Repeat the data verbatim, images excluded.

(Element data from apps and pages)
BEGIN

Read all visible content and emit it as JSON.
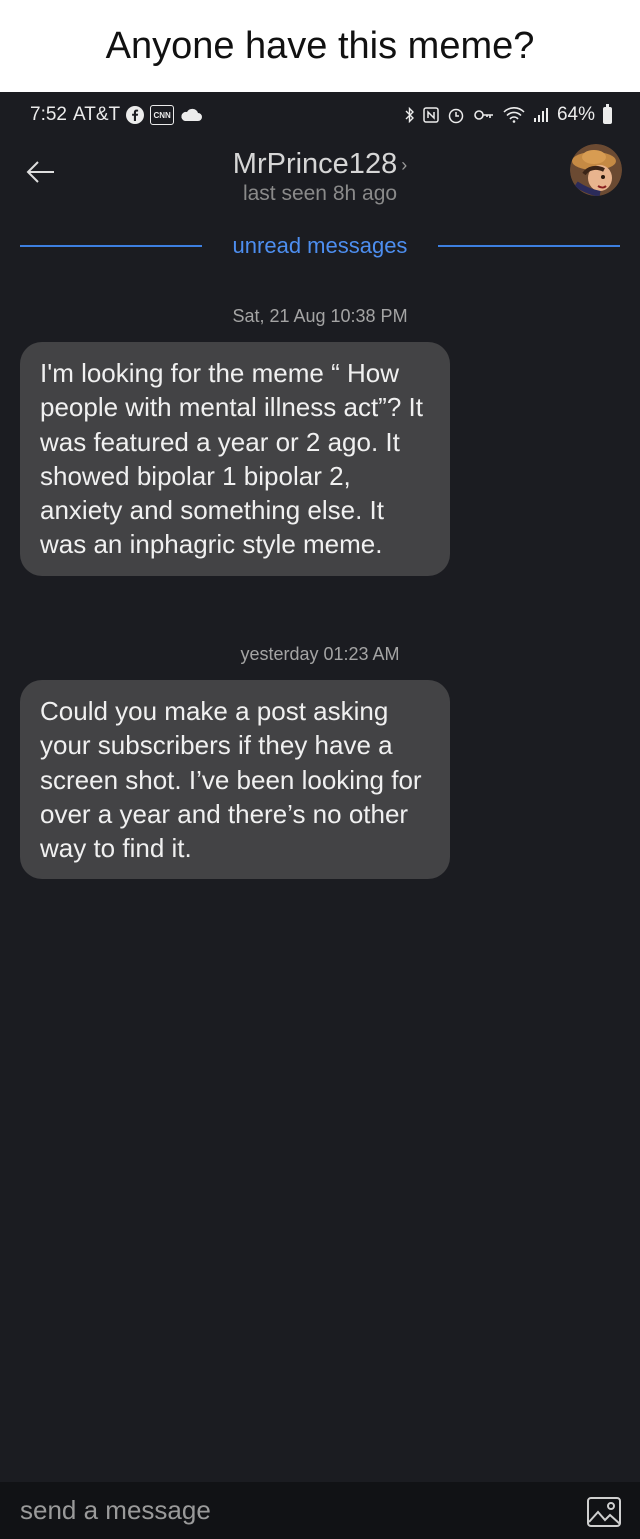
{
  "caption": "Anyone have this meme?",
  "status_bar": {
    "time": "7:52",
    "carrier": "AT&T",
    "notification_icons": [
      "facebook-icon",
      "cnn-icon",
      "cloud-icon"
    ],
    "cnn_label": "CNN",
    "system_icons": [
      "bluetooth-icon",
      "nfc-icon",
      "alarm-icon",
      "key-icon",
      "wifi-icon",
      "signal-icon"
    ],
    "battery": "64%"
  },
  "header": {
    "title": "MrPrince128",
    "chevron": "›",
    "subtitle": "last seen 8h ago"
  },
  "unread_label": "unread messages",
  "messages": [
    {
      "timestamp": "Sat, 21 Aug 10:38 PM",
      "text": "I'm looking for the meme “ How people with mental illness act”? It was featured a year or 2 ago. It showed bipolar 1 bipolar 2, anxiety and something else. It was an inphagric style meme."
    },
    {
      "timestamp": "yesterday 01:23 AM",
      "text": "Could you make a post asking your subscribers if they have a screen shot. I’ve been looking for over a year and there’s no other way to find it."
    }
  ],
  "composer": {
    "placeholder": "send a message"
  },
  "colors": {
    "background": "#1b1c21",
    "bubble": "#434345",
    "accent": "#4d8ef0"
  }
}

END

# [TASK RESULT]
Read all visible content and emit it as JSON.
{
  "caption": "Anyone have this meme?",
  "status_bar": {
    "time": "7:52",
    "carrier": "AT&T",
    "notification_icons": [
      "facebook-icon",
      "cnn-icon",
      "cloud-icon"
    ],
    "cnn_label": "CNN",
    "system_icons": [
      "bluetooth-icon",
      "nfc-icon",
      "alarm-icon",
      "key-icon",
      "wifi-icon",
      "signal-icon"
    ],
    "battery": "64%"
  },
  "header": {
    "title": "MrPrince128",
    "chevron": "›",
    "subtitle": "last seen 8h ago"
  },
  "unread_label": "unread messages",
  "messages": [
    {
      "timestamp": "Sat, 21 Aug 10:38 PM",
      "text": "I'm looking for the meme “ How people with mental illness act”? It was featured a year or 2 ago. It showed bipolar 1 bipolar 2, anxiety and something else. It was an inphagric style meme."
    },
    {
      "timestamp": "yesterday 01:23 AM",
      "text": "Could you make a post asking your subscribers if they have a screen shot. I’ve been looking for over a year and there’s no other way to find it."
    }
  ],
  "composer": {
    "placeholder": "send a message"
  },
  "colors": {
    "background": "#1b1c21",
    "bubble": "#434345",
    "accent": "#4d8ef0"
  }
}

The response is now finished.